Please retype the data below line for line and leave out every picture.
------------------------------------
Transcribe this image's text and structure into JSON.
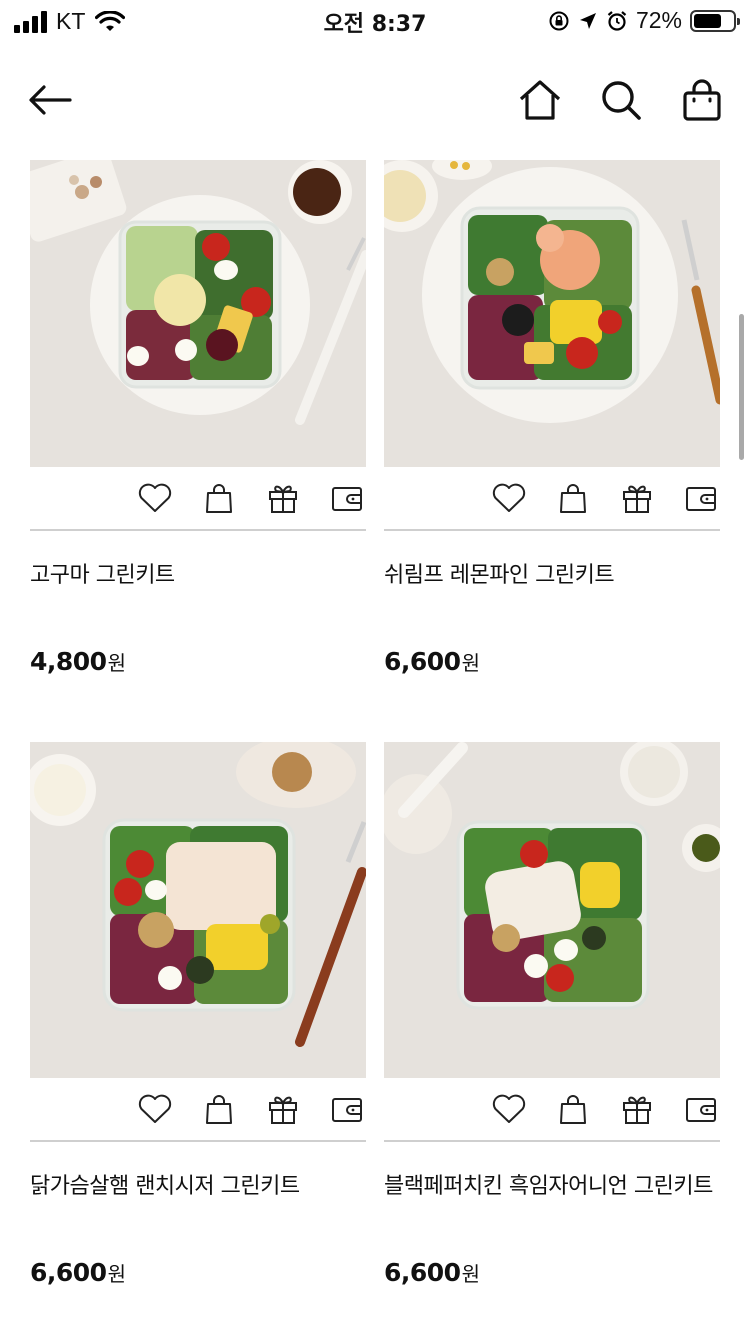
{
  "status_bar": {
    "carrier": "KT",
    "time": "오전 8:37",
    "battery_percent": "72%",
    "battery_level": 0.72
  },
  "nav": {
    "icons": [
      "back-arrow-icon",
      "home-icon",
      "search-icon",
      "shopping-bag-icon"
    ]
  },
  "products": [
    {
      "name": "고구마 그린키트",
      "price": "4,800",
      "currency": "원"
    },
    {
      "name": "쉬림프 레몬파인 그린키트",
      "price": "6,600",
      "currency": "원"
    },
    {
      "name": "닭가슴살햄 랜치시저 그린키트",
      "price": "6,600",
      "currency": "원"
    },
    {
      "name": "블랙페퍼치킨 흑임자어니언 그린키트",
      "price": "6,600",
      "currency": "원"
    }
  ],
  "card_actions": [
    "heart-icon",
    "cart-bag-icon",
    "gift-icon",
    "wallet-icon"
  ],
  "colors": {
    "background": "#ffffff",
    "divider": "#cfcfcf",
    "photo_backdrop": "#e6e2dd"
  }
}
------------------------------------
Solution for this problem -
Transcribe this image's text and structure into JSON.
{
  "status_bar": {
    "carrier": "KT",
    "time": "오전 8:37",
    "battery_percent": "72%",
    "battery_level": 0.72
  },
  "nav": {
    "icons": [
      "back-arrow-icon",
      "home-icon",
      "search-icon",
      "shopping-bag-icon"
    ]
  },
  "products": [
    {
      "name": "고구마 그린키트",
      "price": "4,800",
      "currency": "원"
    },
    {
      "name": "쉬림프 레몬파인 그린키트",
      "price": "6,600",
      "currency": "원"
    },
    {
      "name": "닭가슴살햄 랜치시저 그린키트",
      "price": "6,600",
      "currency": "원"
    },
    {
      "name": "블랙페퍼치킨 흑임자어니언 그린키트",
      "price": "6,600",
      "currency": "원"
    }
  ],
  "card_actions": [
    "heart-icon",
    "cart-bag-icon",
    "gift-icon",
    "wallet-icon"
  ],
  "colors": {
    "background": "#ffffff",
    "divider": "#cfcfcf",
    "photo_backdrop": "#e6e2dd"
  }
}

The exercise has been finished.